*Task input*
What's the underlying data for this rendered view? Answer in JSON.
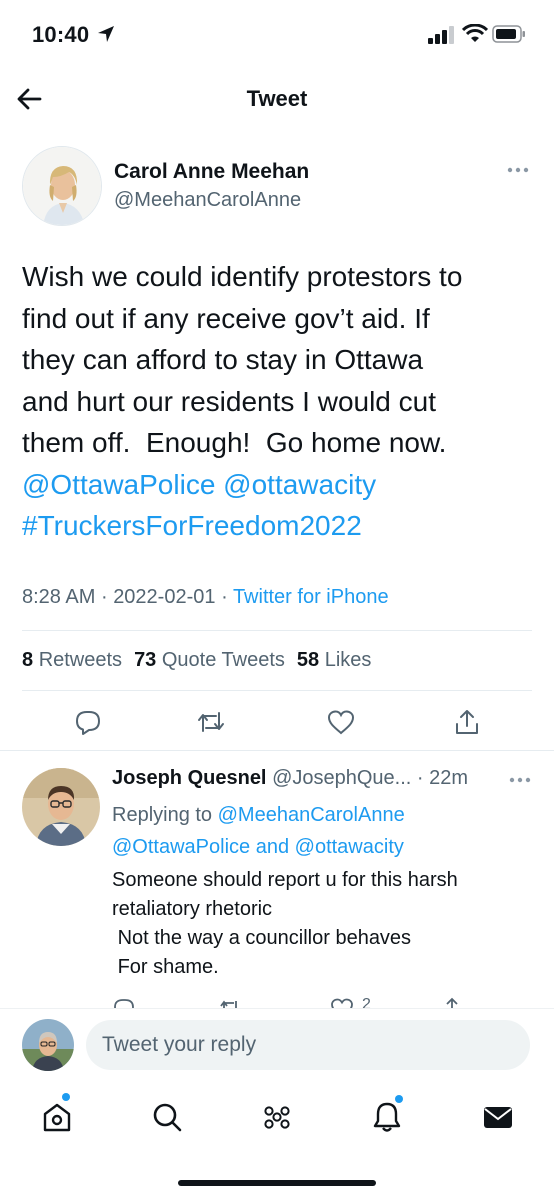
{
  "status_bar": {
    "time": "10:40",
    "icons": [
      "location-arrow-icon",
      "cellular-signal-icon",
      "wifi-icon",
      "battery-icon"
    ]
  },
  "header": {
    "title": "Tweet",
    "back_icon": "back-arrow-icon"
  },
  "tweet": {
    "author_name": "Carol Anne Meehan",
    "author_handle": "@MeehanCarolAnne",
    "text_lines": [
      "Wish we could identify protestors to",
      "find out if any receive gov’t aid. If",
      "they can afford to stay in Ottawa",
      "and hurt our residents I would cut",
      "them off.  Enough!  Go home now."
    ],
    "mention_1": "@OttawaPolice",
    "mention_2": "@ottawacity",
    "hashtag": "#TruckersForFreedom2022",
    "time": "8:28 AM",
    "date": "2022-02-01",
    "separator": "·",
    "source": "Twitter for iPhone",
    "retweets_count": "8",
    "retweets_label": "Retweets",
    "quotes_count": "73",
    "quotes_label": "Quote Tweets",
    "likes_count": "58",
    "likes_label": "Likes"
  },
  "reply": {
    "author_name": "Joseph Quesnel",
    "author_handle": "@JosephQue...",
    "separator": "·",
    "time_ago": "22m",
    "replying_prefix": "Replying to",
    "replying_to_1": "@MeehanCarolAnne",
    "replying_to_2": "@OttawaPolice",
    "replying_and": "and",
    "replying_to_3": "@ottawacity",
    "text": "Someone should report u for this harsh\nretaliatory rhetoric\n Not the way a councillor behaves\n For shame.",
    "likes_count": "2"
  },
  "composer": {
    "placeholder": "Tweet your reply"
  },
  "bottom_nav": {
    "items": [
      "home-icon",
      "search-icon",
      "spaces-icon",
      "notifications-icon",
      "messages-icon"
    ]
  },
  "colors": {
    "accent": "#1d9bf0",
    "text": "#0f1419",
    "secondary": "#536471"
  }
}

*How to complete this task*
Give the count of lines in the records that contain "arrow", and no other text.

*Response for this exercise*
2